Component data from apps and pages
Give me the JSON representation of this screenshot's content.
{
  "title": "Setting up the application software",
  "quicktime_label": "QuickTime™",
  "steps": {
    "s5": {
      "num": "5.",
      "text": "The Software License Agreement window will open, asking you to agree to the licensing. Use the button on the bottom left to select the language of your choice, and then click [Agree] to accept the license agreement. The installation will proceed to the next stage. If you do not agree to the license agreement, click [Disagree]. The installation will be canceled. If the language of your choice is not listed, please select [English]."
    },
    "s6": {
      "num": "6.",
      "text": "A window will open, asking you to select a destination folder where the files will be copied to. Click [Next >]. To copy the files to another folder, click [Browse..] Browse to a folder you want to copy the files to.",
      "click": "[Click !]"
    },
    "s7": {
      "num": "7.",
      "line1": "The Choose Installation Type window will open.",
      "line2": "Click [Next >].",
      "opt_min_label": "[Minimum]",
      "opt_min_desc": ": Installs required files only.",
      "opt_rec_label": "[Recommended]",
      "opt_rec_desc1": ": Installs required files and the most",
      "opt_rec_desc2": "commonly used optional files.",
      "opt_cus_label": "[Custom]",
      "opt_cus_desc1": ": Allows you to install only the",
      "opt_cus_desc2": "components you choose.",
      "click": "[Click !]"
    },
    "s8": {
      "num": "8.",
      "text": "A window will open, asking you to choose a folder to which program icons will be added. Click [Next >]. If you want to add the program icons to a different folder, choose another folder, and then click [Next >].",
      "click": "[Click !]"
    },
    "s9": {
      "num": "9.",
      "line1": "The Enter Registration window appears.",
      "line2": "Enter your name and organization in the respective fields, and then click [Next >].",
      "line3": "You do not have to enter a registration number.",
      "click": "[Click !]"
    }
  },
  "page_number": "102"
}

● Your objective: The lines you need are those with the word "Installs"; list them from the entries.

● Solution to this problem:
      "opt_min_desc": ": Installs required files only.",
      "opt_rec_desc1": ": Installs required files and the most",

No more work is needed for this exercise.